## The task
Among the entries that follow, count the lines that contain the word "Functionalities" and say how many there are, writing nothing else.
[Data shown Boundary: Start]
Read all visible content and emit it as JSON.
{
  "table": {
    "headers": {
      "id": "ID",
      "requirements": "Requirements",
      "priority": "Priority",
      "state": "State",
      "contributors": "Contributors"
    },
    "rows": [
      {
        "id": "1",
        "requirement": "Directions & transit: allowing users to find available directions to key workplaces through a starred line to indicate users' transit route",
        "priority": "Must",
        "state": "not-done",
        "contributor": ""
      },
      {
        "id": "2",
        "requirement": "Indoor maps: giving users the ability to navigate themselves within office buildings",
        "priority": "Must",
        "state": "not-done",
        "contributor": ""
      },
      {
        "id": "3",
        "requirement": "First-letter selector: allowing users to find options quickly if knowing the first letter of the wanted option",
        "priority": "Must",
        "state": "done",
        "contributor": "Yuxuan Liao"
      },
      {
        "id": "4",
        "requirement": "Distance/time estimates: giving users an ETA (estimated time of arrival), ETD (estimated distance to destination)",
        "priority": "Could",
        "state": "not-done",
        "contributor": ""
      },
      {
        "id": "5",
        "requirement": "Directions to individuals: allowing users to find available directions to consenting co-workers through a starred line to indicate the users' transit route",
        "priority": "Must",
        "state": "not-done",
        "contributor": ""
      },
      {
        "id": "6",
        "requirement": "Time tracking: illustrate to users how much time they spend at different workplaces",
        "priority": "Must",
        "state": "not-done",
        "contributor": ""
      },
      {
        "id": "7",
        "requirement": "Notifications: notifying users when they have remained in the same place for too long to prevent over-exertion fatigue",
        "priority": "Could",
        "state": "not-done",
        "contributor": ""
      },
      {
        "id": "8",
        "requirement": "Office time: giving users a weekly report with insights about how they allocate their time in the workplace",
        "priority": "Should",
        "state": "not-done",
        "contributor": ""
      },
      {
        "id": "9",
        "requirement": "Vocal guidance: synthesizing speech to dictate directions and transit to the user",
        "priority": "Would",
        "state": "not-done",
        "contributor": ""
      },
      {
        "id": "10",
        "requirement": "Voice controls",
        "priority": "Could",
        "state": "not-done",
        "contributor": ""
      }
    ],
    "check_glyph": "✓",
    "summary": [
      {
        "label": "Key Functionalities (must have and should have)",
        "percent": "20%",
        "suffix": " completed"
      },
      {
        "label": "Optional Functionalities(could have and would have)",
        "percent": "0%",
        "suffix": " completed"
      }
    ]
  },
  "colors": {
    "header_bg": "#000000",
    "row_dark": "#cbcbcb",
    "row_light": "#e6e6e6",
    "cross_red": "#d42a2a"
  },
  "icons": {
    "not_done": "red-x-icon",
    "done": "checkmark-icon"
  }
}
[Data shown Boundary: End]
## Response below
2